§ Your goal
Note each line of the entries that includes "image". Then copy those lines.

§ Recorded information

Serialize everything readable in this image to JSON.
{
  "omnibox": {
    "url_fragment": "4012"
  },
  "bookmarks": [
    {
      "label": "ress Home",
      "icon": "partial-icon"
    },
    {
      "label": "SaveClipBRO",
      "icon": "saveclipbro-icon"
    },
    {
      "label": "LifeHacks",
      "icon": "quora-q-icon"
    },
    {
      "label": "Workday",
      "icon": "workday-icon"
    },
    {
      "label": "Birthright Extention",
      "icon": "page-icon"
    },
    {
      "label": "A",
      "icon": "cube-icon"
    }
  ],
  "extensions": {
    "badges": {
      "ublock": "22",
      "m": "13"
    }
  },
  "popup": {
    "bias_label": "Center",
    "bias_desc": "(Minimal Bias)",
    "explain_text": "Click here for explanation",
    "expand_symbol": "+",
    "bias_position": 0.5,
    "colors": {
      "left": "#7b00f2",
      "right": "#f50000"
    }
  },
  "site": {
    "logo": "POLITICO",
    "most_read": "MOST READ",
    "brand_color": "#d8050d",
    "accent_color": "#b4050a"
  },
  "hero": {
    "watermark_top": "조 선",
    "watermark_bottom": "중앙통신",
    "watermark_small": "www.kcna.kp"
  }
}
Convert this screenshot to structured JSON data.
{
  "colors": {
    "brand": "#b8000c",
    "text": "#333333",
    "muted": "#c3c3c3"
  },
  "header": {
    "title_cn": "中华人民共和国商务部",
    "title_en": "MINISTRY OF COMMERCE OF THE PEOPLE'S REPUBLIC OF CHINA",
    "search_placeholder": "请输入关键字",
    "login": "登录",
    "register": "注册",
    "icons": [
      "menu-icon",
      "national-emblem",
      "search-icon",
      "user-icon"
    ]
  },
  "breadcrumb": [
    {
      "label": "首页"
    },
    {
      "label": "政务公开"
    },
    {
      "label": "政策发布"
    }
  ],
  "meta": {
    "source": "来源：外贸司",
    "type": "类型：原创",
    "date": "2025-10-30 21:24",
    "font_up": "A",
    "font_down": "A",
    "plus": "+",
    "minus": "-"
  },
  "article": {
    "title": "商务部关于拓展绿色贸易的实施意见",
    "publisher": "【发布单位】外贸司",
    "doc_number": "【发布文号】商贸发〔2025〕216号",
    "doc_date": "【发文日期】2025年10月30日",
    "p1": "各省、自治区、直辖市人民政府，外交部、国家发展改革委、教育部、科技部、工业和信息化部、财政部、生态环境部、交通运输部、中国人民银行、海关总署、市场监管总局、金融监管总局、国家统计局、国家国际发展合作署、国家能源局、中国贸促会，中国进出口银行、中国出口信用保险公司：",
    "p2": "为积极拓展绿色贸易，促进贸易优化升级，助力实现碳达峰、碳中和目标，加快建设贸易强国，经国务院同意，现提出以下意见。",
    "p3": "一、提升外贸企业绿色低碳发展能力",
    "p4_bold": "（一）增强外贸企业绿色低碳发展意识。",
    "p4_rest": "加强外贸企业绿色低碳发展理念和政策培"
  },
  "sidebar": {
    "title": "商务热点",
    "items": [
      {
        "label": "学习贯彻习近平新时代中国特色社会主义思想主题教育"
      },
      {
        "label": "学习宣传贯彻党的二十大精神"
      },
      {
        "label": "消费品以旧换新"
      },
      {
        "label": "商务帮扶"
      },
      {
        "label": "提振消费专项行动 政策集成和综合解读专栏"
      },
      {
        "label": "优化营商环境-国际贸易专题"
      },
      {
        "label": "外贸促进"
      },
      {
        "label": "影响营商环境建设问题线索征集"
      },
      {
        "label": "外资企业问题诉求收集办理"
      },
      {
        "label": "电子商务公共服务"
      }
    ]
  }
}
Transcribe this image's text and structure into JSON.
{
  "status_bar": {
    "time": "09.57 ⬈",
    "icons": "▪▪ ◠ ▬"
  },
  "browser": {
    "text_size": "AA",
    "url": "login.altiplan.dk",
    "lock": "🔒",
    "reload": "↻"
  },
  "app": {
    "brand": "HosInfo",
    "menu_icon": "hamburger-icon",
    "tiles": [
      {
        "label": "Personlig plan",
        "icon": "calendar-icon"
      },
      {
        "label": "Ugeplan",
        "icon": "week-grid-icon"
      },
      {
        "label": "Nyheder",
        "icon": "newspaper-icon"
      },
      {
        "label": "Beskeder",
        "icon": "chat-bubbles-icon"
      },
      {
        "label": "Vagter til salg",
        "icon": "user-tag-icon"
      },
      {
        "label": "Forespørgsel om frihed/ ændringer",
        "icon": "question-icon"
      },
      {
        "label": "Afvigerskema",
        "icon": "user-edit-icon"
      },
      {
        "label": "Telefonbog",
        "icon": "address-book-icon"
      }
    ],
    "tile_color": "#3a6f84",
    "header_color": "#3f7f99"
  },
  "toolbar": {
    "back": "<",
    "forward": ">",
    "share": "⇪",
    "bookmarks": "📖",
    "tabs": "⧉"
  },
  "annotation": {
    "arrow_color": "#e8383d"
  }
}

§ Response to this exercise
Serialize everything readable in this image to JSON.
Transcribe this image's text and structure into JSON.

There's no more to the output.